Available online at http://www.neurology.org/content/early/2010/04/12/WNL.0b013e3181da3b0f.full.pdf. Accessed April 7, 2017.
Carmody, J., Traynor, V., Iverson, D. C., Marcetti, E. M. (2013). Driving, dementia, and Australian physicians: primum no nocere? Internal Medicine Journal, 43(6): 625-630. Available online at: http://ro.uow.edu.au/cgi/viewcontent.cgi?article=1216&context=sspapers. Accessed April 7, 2017.

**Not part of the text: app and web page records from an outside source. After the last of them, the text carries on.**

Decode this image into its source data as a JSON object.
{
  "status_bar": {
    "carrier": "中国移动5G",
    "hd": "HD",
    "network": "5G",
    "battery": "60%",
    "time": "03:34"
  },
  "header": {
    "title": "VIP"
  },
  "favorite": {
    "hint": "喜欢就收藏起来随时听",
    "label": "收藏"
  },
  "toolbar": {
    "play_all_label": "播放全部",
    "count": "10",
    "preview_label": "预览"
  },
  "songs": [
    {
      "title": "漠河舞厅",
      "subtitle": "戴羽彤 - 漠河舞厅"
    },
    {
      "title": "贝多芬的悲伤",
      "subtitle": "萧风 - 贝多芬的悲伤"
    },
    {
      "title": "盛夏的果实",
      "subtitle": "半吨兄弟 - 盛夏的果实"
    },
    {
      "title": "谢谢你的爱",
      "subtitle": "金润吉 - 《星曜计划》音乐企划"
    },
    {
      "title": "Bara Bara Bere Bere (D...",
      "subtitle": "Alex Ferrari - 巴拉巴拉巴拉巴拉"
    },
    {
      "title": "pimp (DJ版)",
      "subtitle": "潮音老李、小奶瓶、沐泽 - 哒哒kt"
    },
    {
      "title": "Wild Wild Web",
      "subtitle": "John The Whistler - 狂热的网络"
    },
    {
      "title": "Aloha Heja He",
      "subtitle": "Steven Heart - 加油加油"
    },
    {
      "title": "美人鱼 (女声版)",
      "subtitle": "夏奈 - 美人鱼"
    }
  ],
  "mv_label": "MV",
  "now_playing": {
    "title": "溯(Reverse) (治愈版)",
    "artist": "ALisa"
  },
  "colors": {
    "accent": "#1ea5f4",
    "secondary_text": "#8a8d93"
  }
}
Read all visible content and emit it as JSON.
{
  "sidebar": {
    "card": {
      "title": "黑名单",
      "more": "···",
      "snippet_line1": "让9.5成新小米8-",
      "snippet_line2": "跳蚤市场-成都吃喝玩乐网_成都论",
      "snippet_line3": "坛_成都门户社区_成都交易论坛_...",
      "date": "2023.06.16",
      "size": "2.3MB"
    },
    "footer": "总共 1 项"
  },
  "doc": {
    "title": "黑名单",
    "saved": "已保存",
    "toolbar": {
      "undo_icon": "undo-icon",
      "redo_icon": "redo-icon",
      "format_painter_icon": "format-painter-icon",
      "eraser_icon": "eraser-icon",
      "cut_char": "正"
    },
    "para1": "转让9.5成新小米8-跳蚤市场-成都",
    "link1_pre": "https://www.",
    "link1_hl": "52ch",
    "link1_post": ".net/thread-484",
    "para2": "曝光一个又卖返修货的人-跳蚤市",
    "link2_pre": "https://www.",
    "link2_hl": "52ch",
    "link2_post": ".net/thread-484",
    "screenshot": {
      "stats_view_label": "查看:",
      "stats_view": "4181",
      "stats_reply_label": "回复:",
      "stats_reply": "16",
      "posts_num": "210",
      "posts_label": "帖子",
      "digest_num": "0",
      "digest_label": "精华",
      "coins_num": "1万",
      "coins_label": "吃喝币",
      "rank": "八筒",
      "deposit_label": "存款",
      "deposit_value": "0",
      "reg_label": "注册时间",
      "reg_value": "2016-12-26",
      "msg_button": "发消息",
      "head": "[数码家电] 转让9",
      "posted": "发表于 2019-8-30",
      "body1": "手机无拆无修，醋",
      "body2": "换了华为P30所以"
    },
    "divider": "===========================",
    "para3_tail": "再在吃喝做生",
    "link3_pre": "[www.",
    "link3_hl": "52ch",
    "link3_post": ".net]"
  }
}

Duchek, J.M., Carr, D. B., Hunt, L., Roe, C., Xiong, C. et al. (2003). Longitudinal Driving Performance in Early-Stage Dementia of the Alzheimer Type. JAGS (Journal of the American Geriatrics Society) 51:1342-1347. Available online at: https://www.researchgate.net/profile/John_Morris7/publication/227742758_Longitudinal_Driving_Performance_in_Early-Stage_Dementia_of_the_Alzheimer_Type/links/0a85e5303704ac94c9000000/Longitudinal-Driving-Performance-in-Early-Stage-Dementia-of-the-Alzheimer-Type.pdf. Accessed April 7, 2017.
Reger, M. A., Welsh, R. K., Watson, G. S., Cholerton, B., Baker, L. D., Craft, S. (2004). The Relationship Between Neuropsychological Functioning and Driving Ability in Dementia: A Meta-Analysis. Neuropsychology In the Public Domain, 18(1) 85-93. DOI: 10.1037/0894-422.214.171.124, Available online at:
http://www.apa.org/pubs/journals/releases/neu-18185.pdf. Accessed April 7, 2017.